§ Component data from apps and pages:
Content starts
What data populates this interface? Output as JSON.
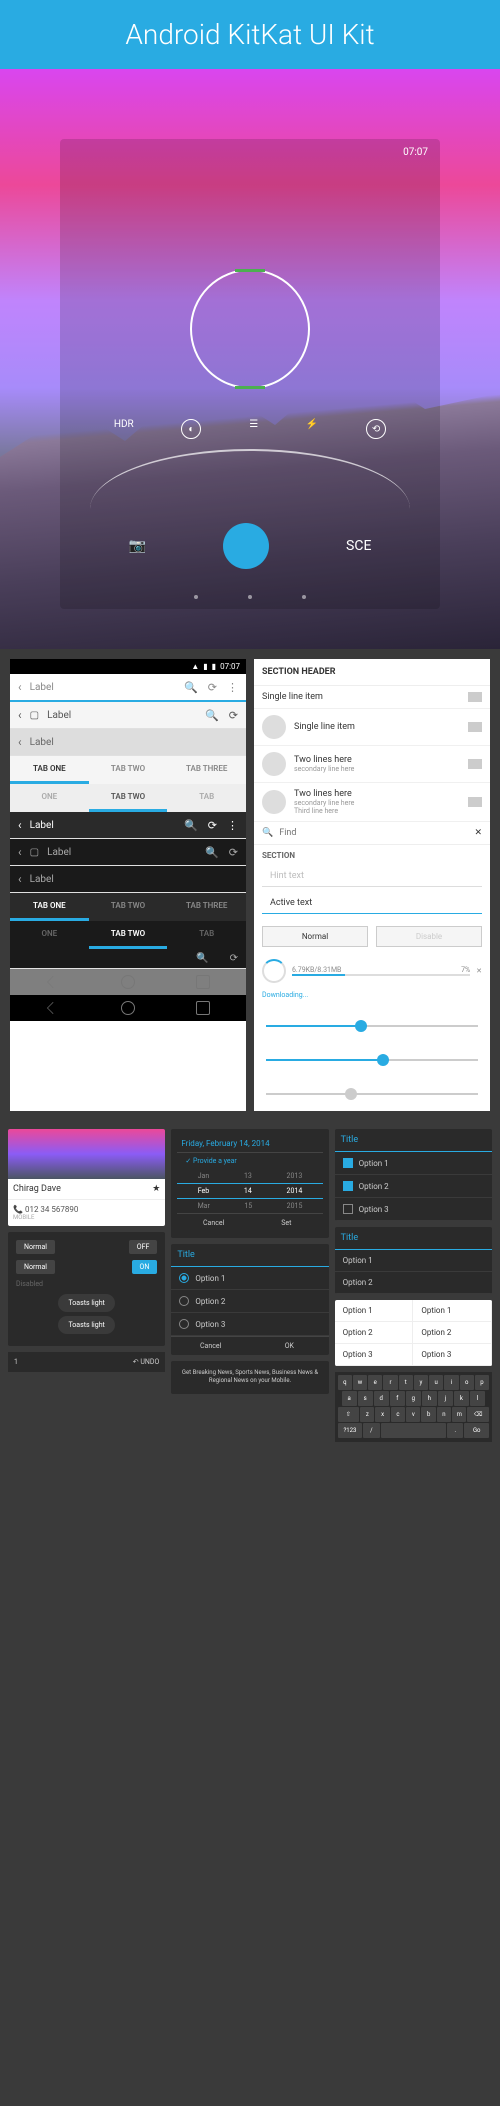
{
  "hero": {
    "title": "Android KitKat UI Kit",
    "time": "07:07",
    "hdr": "HDR",
    "sce": "SCE"
  },
  "status": {
    "time": "07:07"
  },
  "actionbars": {
    "light": {
      "label": "Label"
    },
    "white": {
      "label": "Label"
    },
    "gray": {
      "label": "Label"
    },
    "dark": {
      "label": "Label"
    },
    "darker": {
      "label": "Label"
    },
    "darkest": {
      "label": "Label"
    }
  },
  "tabs_light": [
    "TAB ONE",
    "TAB TWO",
    "TAB THREE"
  ],
  "tabs_scroll": [
    "ONE",
    "TAB TWO",
    "TAB"
  ],
  "tabs_dark": [
    "TAB ONE",
    "TAB TWO",
    "TAB THREE"
  ],
  "tabs_dscroll": [
    "ONE",
    "TAB TWO",
    "TAB"
  ],
  "list": {
    "header": "SECTION HEADER",
    "item1": "Single line item",
    "item2": "Single line item",
    "item3": {
      "p": "Two lines here",
      "s": "secondary line here"
    },
    "item4": {
      "p": "Two lines here",
      "s": "secondary line here",
      "t": "Third line here"
    }
  },
  "find": {
    "placeholder": "Find"
  },
  "section2": "SECTION",
  "inputs": {
    "hint": "Hint text",
    "active": "Active text"
  },
  "buttons": {
    "normal": "Normal",
    "disable": "Disable"
  },
  "progress": {
    "text": "6.79KB/8.31MB",
    "pct": "7%",
    "downloading": "Downloading..."
  },
  "contact": {
    "name": "Chirag Dave",
    "phone": "012 34 567890",
    "type": "MOBILE"
  },
  "toggles": {
    "normal": "Normal",
    "disabled": "Disabled",
    "off": "OFF",
    "on": "ON"
  },
  "toasts": {
    "t1": "Toasts light",
    "t2": "Toasts light"
  },
  "undo": {
    "count": "1",
    "label": "UNDO"
  },
  "datepicker": {
    "header": "Friday, February 14, 2014",
    "provide": "Provide a year",
    "r1": [
      "Jan",
      "13",
      "2013"
    ],
    "r2": [
      "Feb",
      "14",
      "2014"
    ],
    "r3": [
      "Mar",
      "15",
      "2015"
    ],
    "cancel": "Cancel",
    "set": "Set"
  },
  "dialog": {
    "title": "Title",
    "opts": [
      "Option 1",
      "Option 2",
      "Option 3"
    ],
    "cancel": "Cancel",
    "ok": "OK"
  },
  "toast_msg": "Get Breaking News, Sports News, Business News & Regional News on your Mobile.",
  "dlg_title2": "Title",
  "checklist": {
    "opts": [
      "Option 1",
      "Option 2",
      "Option 3"
    ]
  },
  "menu": {
    "opts": [
      "Option 1",
      "Option 2",
      "Option 3"
    ]
  },
  "keyboard": {
    "r1": [
      "q",
      "w",
      "e",
      "r",
      "t",
      "y",
      "u",
      "i",
      "o",
      "p"
    ],
    "r2": [
      "a",
      "s",
      "d",
      "f",
      "g",
      "h",
      "j",
      "k",
      "l"
    ],
    "r3": [
      "⇧",
      "z",
      "x",
      "c",
      "v",
      "b",
      "n",
      "m",
      "⌫"
    ],
    "r4": [
      "?123",
      "/",
      ".",
      "Go"
    ]
  }
}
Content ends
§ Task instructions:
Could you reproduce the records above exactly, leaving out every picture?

§ Output:
What data populates this interface? Output as JSON.
{
  "hero": {
    "title": "Android KitKat UI Kit",
    "time": "07:07",
    "hdr": "HDR",
    "sce": "SCE"
  },
  "status": {
    "time": "07:07"
  },
  "actionbars": {
    "light": {
      "label": "Label"
    },
    "white": {
      "label": "Label"
    },
    "gray": {
      "label": "Label"
    },
    "dark": {
      "label": "Label"
    },
    "darker": {
      "label": "Label"
    },
    "darkest": {
      "label": "Label"
    }
  },
  "tabs_light": [
    "TAB ONE",
    "TAB TWO",
    "TAB THREE"
  ],
  "tabs_scroll": [
    "ONE",
    "TAB TWO",
    "TAB"
  ],
  "tabs_dark": [
    "TAB ONE",
    "TAB TWO",
    "TAB THREE"
  ],
  "tabs_dscroll": [
    "ONE",
    "TAB TWO",
    "TAB"
  ],
  "list": {
    "header": "SECTION HEADER",
    "item1": "Single line item",
    "item2": "Single line item",
    "item3": {
      "p": "Two lines here",
      "s": "secondary line here"
    },
    "item4": {
      "p": "Two lines here",
      "s": "secondary line here",
      "t": "Third line here"
    }
  },
  "find": {
    "placeholder": "Find"
  },
  "section2": "SECTION",
  "inputs": {
    "hint": "Hint text",
    "active": "Active text"
  },
  "buttons": {
    "normal": "Normal",
    "disable": "Disable"
  },
  "progress": {
    "text": "6.79KB/8.31MB",
    "pct": "7%",
    "downloading": "Downloading..."
  },
  "contact": {
    "name": "Chirag Dave",
    "phone": "012 34 567890",
    "type": "MOBILE"
  },
  "toggles": {
    "normal": "Normal",
    "disabled": "Disabled",
    "off": "OFF",
    "on": "ON"
  },
  "toasts": {
    "t1": "Toasts light",
    "t2": "Toasts light"
  },
  "undo": {
    "count": "1",
    "label": "UNDO"
  },
  "datepicker": {
    "header": "Friday, February 14, 2014",
    "provide": "Provide a year",
    "r1": [
      "Jan",
      "13",
      "2013"
    ],
    "r2": [
      "Feb",
      "14",
      "2014"
    ],
    "r3": [
      "Mar",
      "15",
      "2015"
    ],
    "cancel": "Cancel",
    "set": "Set"
  },
  "dialog": {
    "title": "Title",
    "opts": [
      "Option 1",
      "Option 2",
      "Option 3"
    ],
    "cancel": "Cancel",
    "ok": "OK"
  },
  "toast_msg": "Get Breaking News, Sports News, Business News & Regional News on your Mobile.",
  "dlg_title2": "Title",
  "checklist": {
    "opts": [
      "Option 1",
      "Option 2",
      "Option 3"
    ]
  },
  "menu": {
    "opts": [
      "Option 1",
      "Option 2",
      "Option 3"
    ]
  },
  "keyboard": {
    "r1": [
      "q",
      "w",
      "e",
      "r",
      "t",
      "y",
      "u",
      "i",
      "o",
      "p"
    ],
    "r2": [
      "a",
      "s",
      "d",
      "f",
      "g",
      "h",
      "j",
      "k",
      "l"
    ],
    "r3": [
      "⇧",
      "z",
      "x",
      "c",
      "v",
      "b",
      "n",
      "m",
      "⌫"
    ],
    "r4": [
      "?123",
      "/",
      ".",
      "Go"
    ]
  }
}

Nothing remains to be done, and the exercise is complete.